What needs to be done :: Word for word, and with pictures excluded, copy out all the records that follow.

**** Material to process ****

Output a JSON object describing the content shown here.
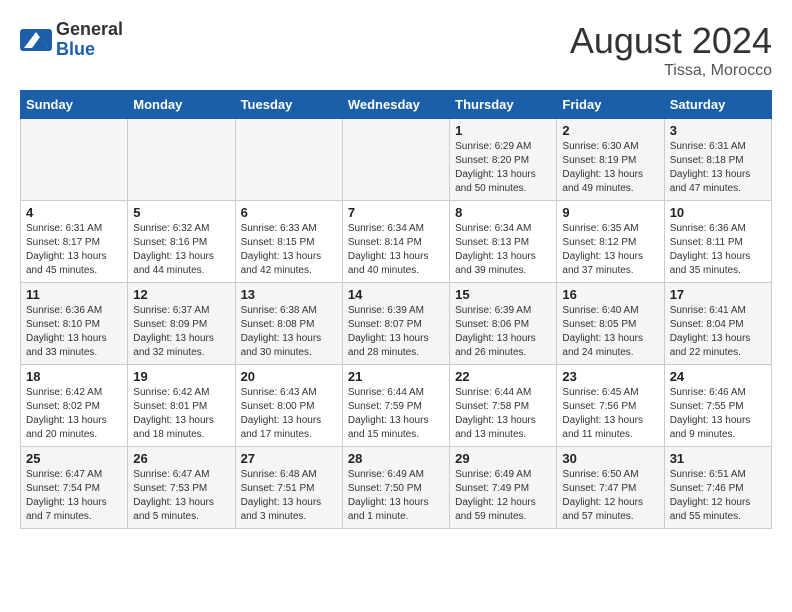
{
  "header": {
    "logo_general": "General",
    "logo_blue": "Blue",
    "month_year": "August 2024",
    "location": "Tissa, Morocco"
  },
  "days_of_week": [
    "Sunday",
    "Monday",
    "Tuesday",
    "Wednesday",
    "Thursday",
    "Friday",
    "Saturday"
  ],
  "weeks": [
    [
      {
        "day": "",
        "content": ""
      },
      {
        "day": "",
        "content": ""
      },
      {
        "day": "",
        "content": ""
      },
      {
        "day": "",
        "content": ""
      },
      {
        "day": "1",
        "content": "Sunrise: 6:29 AM\nSunset: 8:20 PM\nDaylight: 13 hours\nand 50 minutes."
      },
      {
        "day": "2",
        "content": "Sunrise: 6:30 AM\nSunset: 8:19 PM\nDaylight: 13 hours\nand 49 minutes."
      },
      {
        "day": "3",
        "content": "Sunrise: 6:31 AM\nSunset: 8:18 PM\nDaylight: 13 hours\nand 47 minutes."
      }
    ],
    [
      {
        "day": "4",
        "content": "Sunrise: 6:31 AM\nSunset: 8:17 PM\nDaylight: 13 hours\nand 45 minutes."
      },
      {
        "day": "5",
        "content": "Sunrise: 6:32 AM\nSunset: 8:16 PM\nDaylight: 13 hours\nand 44 minutes."
      },
      {
        "day": "6",
        "content": "Sunrise: 6:33 AM\nSunset: 8:15 PM\nDaylight: 13 hours\nand 42 minutes."
      },
      {
        "day": "7",
        "content": "Sunrise: 6:34 AM\nSunset: 8:14 PM\nDaylight: 13 hours\nand 40 minutes."
      },
      {
        "day": "8",
        "content": "Sunrise: 6:34 AM\nSunset: 8:13 PM\nDaylight: 13 hours\nand 39 minutes."
      },
      {
        "day": "9",
        "content": "Sunrise: 6:35 AM\nSunset: 8:12 PM\nDaylight: 13 hours\nand 37 minutes."
      },
      {
        "day": "10",
        "content": "Sunrise: 6:36 AM\nSunset: 8:11 PM\nDaylight: 13 hours\nand 35 minutes."
      }
    ],
    [
      {
        "day": "11",
        "content": "Sunrise: 6:36 AM\nSunset: 8:10 PM\nDaylight: 13 hours\nand 33 minutes."
      },
      {
        "day": "12",
        "content": "Sunrise: 6:37 AM\nSunset: 8:09 PM\nDaylight: 13 hours\nand 32 minutes."
      },
      {
        "day": "13",
        "content": "Sunrise: 6:38 AM\nSunset: 8:08 PM\nDaylight: 13 hours\nand 30 minutes."
      },
      {
        "day": "14",
        "content": "Sunrise: 6:39 AM\nSunset: 8:07 PM\nDaylight: 13 hours\nand 28 minutes."
      },
      {
        "day": "15",
        "content": "Sunrise: 6:39 AM\nSunset: 8:06 PM\nDaylight: 13 hours\nand 26 minutes."
      },
      {
        "day": "16",
        "content": "Sunrise: 6:40 AM\nSunset: 8:05 PM\nDaylight: 13 hours\nand 24 minutes."
      },
      {
        "day": "17",
        "content": "Sunrise: 6:41 AM\nSunset: 8:04 PM\nDaylight: 13 hours\nand 22 minutes."
      }
    ],
    [
      {
        "day": "18",
        "content": "Sunrise: 6:42 AM\nSunset: 8:02 PM\nDaylight: 13 hours\nand 20 minutes."
      },
      {
        "day": "19",
        "content": "Sunrise: 6:42 AM\nSunset: 8:01 PM\nDaylight: 13 hours\nand 18 minutes."
      },
      {
        "day": "20",
        "content": "Sunrise: 6:43 AM\nSunset: 8:00 PM\nDaylight: 13 hours\nand 17 minutes."
      },
      {
        "day": "21",
        "content": "Sunrise: 6:44 AM\nSunset: 7:59 PM\nDaylight: 13 hours\nand 15 minutes."
      },
      {
        "day": "22",
        "content": "Sunrise: 6:44 AM\nSunset: 7:58 PM\nDaylight: 13 hours\nand 13 minutes."
      },
      {
        "day": "23",
        "content": "Sunrise: 6:45 AM\nSunset: 7:56 PM\nDaylight: 13 hours\nand 11 minutes."
      },
      {
        "day": "24",
        "content": "Sunrise: 6:46 AM\nSunset: 7:55 PM\nDaylight: 13 hours\nand 9 minutes."
      }
    ],
    [
      {
        "day": "25",
        "content": "Sunrise: 6:47 AM\nSunset: 7:54 PM\nDaylight: 13 hours\nand 7 minutes."
      },
      {
        "day": "26",
        "content": "Sunrise: 6:47 AM\nSunset: 7:53 PM\nDaylight: 13 hours\nand 5 minutes."
      },
      {
        "day": "27",
        "content": "Sunrise: 6:48 AM\nSunset: 7:51 PM\nDaylight: 13 hours\nand 3 minutes."
      },
      {
        "day": "28",
        "content": "Sunrise: 6:49 AM\nSunset: 7:50 PM\nDaylight: 13 hours\nand 1 minute."
      },
      {
        "day": "29",
        "content": "Sunrise: 6:49 AM\nSunset: 7:49 PM\nDaylight: 12 hours\nand 59 minutes."
      },
      {
        "day": "30",
        "content": "Sunrise: 6:50 AM\nSunset: 7:47 PM\nDaylight: 12 hours\nand 57 minutes."
      },
      {
        "day": "31",
        "content": "Sunrise: 6:51 AM\nSunset: 7:46 PM\nDaylight: 12 hours\nand 55 minutes."
      }
    ]
  ]
}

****

Answer to this problem ::
Output a JSON object describing the content shown here.
{
  "header": {
    "logo_general": "General",
    "logo_blue": "Blue",
    "month_year": "August 2024",
    "location": "Tissa, Morocco"
  },
  "days_of_week": [
    "Sunday",
    "Monday",
    "Tuesday",
    "Wednesday",
    "Thursday",
    "Friday",
    "Saturday"
  ],
  "weeks": [
    [
      {
        "day": "",
        "content": ""
      },
      {
        "day": "",
        "content": ""
      },
      {
        "day": "",
        "content": ""
      },
      {
        "day": "",
        "content": ""
      },
      {
        "day": "1",
        "content": "Sunrise: 6:29 AM\nSunset: 8:20 PM\nDaylight: 13 hours\nand 50 minutes."
      },
      {
        "day": "2",
        "content": "Sunrise: 6:30 AM\nSunset: 8:19 PM\nDaylight: 13 hours\nand 49 minutes."
      },
      {
        "day": "3",
        "content": "Sunrise: 6:31 AM\nSunset: 8:18 PM\nDaylight: 13 hours\nand 47 minutes."
      }
    ],
    [
      {
        "day": "4",
        "content": "Sunrise: 6:31 AM\nSunset: 8:17 PM\nDaylight: 13 hours\nand 45 minutes."
      },
      {
        "day": "5",
        "content": "Sunrise: 6:32 AM\nSunset: 8:16 PM\nDaylight: 13 hours\nand 44 minutes."
      },
      {
        "day": "6",
        "content": "Sunrise: 6:33 AM\nSunset: 8:15 PM\nDaylight: 13 hours\nand 42 minutes."
      },
      {
        "day": "7",
        "content": "Sunrise: 6:34 AM\nSunset: 8:14 PM\nDaylight: 13 hours\nand 40 minutes."
      },
      {
        "day": "8",
        "content": "Sunrise: 6:34 AM\nSunset: 8:13 PM\nDaylight: 13 hours\nand 39 minutes."
      },
      {
        "day": "9",
        "content": "Sunrise: 6:35 AM\nSunset: 8:12 PM\nDaylight: 13 hours\nand 37 minutes."
      },
      {
        "day": "10",
        "content": "Sunrise: 6:36 AM\nSunset: 8:11 PM\nDaylight: 13 hours\nand 35 minutes."
      }
    ],
    [
      {
        "day": "11",
        "content": "Sunrise: 6:36 AM\nSunset: 8:10 PM\nDaylight: 13 hours\nand 33 minutes."
      },
      {
        "day": "12",
        "content": "Sunrise: 6:37 AM\nSunset: 8:09 PM\nDaylight: 13 hours\nand 32 minutes."
      },
      {
        "day": "13",
        "content": "Sunrise: 6:38 AM\nSunset: 8:08 PM\nDaylight: 13 hours\nand 30 minutes."
      },
      {
        "day": "14",
        "content": "Sunrise: 6:39 AM\nSunset: 8:07 PM\nDaylight: 13 hours\nand 28 minutes."
      },
      {
        "day": "15",
        "content": "Sunrise: 6:39 AM\nSunset: 8:06 PM\nDaylight: 13 hours\nand 26 minutes."
      },
      {
        "day": "16",
        "content": "Sunrise: 6:40 AM\nSunset: 8:05 PM\nDaylight: 13 hours\nand 24 minutes."
      },
      {
        "day": "17",
        "content": "Sunrise: 6:41 AM\nSunset: 8:04 PM\nDaylight: 13 hours\nand 22 minutes."
      }
    ],
    [
      {
        "day": "18",
        "content": "Sunrise: 6:42 AM\nSunset: 8:02 PM\nDaylight: 13 hours\nand 20 minutes."
      },
      {
        "day": "19",
        "content": "Sunrise: 6:42 AM\nSunset: 8:01 PM\nDaylight: 13 hours\nand 18 minutes."
      },
      {
        "day": "20",
        "content": "Sunrise: 6:43 AM\nSunset: 8:00 PM\nDaylight: 13 hours\nand 17 minutes."
      },
      {
        "day": "21",
        "content": "Sunrise: 6:44 AM\nSunset: 7:59 PM\nDaylight: 13 hours\nand 15 minutes."
      },
      {
        "day": "22",
        "content": "Sunrise: 6:44 AM\nSunset: 7:58 PM\nDaylight: 13 hours\nand 13 minutes."
      },
      {
        "day": "23",
        "content": "Sunrise: 6:45 AM\nSunset: 7:56 PM\nDaylight: 13 hours\nand 11 minutes."
      },
      {
        "day": "24",
        "content": "Sunrise: 6:46 AM\nSunset: 7:55 PM\nDaylight: 13 hours\nand 9 minutes."
      }
    ],
    [
      {
        "day": "25",
        "content": "Sunrise: 6:47 AM\nSunset: 7:54 PM\nDaylight: 13 hours\nand 7 minutes."
      },
      {
        "day": "26",
        "content": "Sunrise: 6:47 AM\nSunset: 7:53 PM\nDaylight: 13 hours\nand 5 minutes."
      },
      {
        "day": "27",
        "content": "Sunrise: 6:48 AM\nSunset: 7:51 PM\nDaylight: 13 hours\nand 3 minutes."
      },
      {
        "day": "28",
        "content": "Sunrise: 6:49 AM\nSunset: 7:50 PM\nDaylight: 13 hours\nand 1 minute."
      },
      {
        "day": "29",
        "content": "Sunrise: 6:49 AM\nSunset: 7:49 PM\nDaylight: 12 hours\nand 59 minutes."
      },
      {
        "day": "30",
        "content": "Sunrise: 6:50 AM\nSunset: 7:47 PM\nDaylight: 12 hours\nand 57 minutes."
      },
      {
        "day": "31",
        "content": "Sunrise: 6:51 AM\nSunset: 7:46 PM\nDaylight: 12 hours\nand 55 minutes."
      }
    ]
  ]
}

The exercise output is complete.